Given data:
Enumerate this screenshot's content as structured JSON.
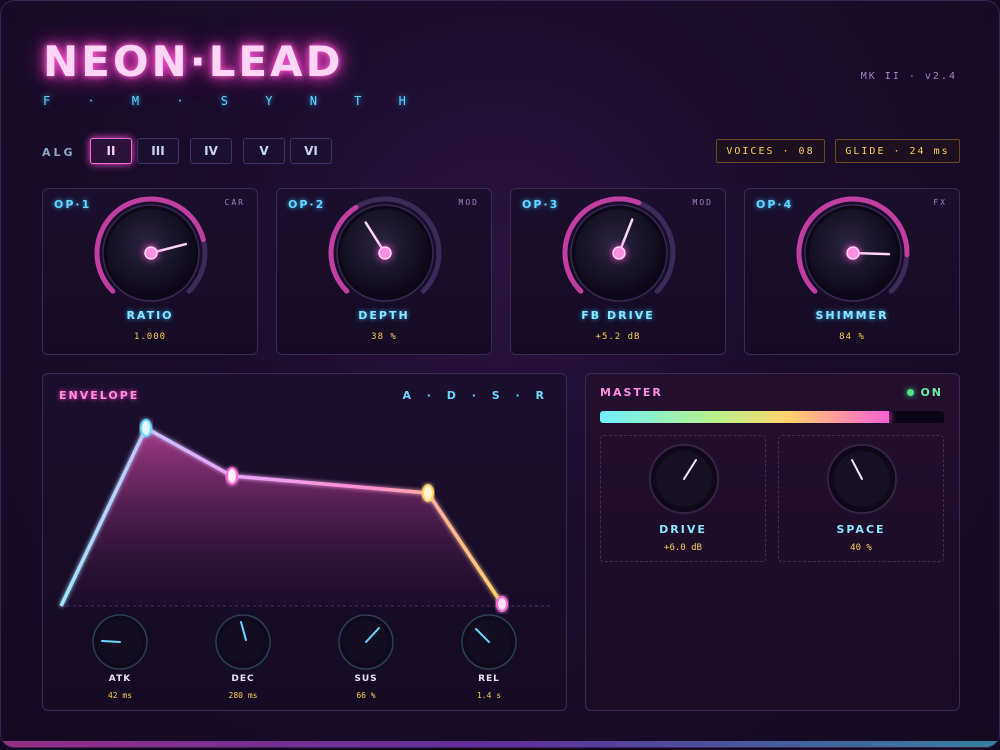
{
  "header": {
    "title": "NEON·LEAD",
    "subtitle": "F · M · S Y N T H",
    "version": "MK II · v2.4"
  },
  "algorithm": {
    "label": "ALG",
    "options": [
      "II",
      "III",
      "IV",
      "V",
      "VI"
    ],
    "selected": "II"
  },
  "readouts": {
    "voices": "VOICES · 08",
    "glide": "GLIDE · 24 ms"
  },
  "operators": [
    {
      "title": "OP·1",
      "tag": "CAR",
      "param": "RATIO",
      "value": "1.000",
      "level": 0.78
    },
    {
      "title": "OP·2",
      "tag": "MOD",
      "param": "DEPTH",
      "value": "38 %",
      "level": 0.38
    },
    {
      "title": "OP·3",
      "tag": "MOD",
      "param": "FB DRIVE",
      "value": "+5.2 dB",
      "level": 0.58
    },
    {
      "title": "OP·4",
      "tag": "FX",
      "param": "SHIMMER",
      "value": "84 %",
      "level": 0.84
    }
  ],
  "envelope": {
    "title": "ENVELOPE",
    "stages_label": "A · D · S · R",
    "knobs": [
      {
        "name": "ATK",
        "value": "42 ms"
      },
      {
        "name": "DEC",
        "value": "280 ms"
      },
      {
        "name": "SUS",
        "value": "66 %"
      },
      {
        "name": "REL",
        "value": "1.4 s"
      }
    ]
  },
  "master": {
    "title": "MASTER",
    "status": "ON",
    "level": 0.84,
    "drive": {
      "name": "DRIVE",
      "value": "+6.0 dB"
    },
    "space": {
      "name": "SPACE",
      "value": "40 %"
    }
  },
  "colors": {
    "accent_pink": "#ff5fd6",
    "accent_cyan": "#6ad7ff",
    "value_amber": "#ffcf57",
    "status_green": "#4ee08a"
  }
}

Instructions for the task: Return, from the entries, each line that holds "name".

Answer section:
        "name": "ATK",
        "name": "DEC",
        "name": "SUS",
        "name": "REL",
      "name": "DRIVE",
      "name": "SPACE",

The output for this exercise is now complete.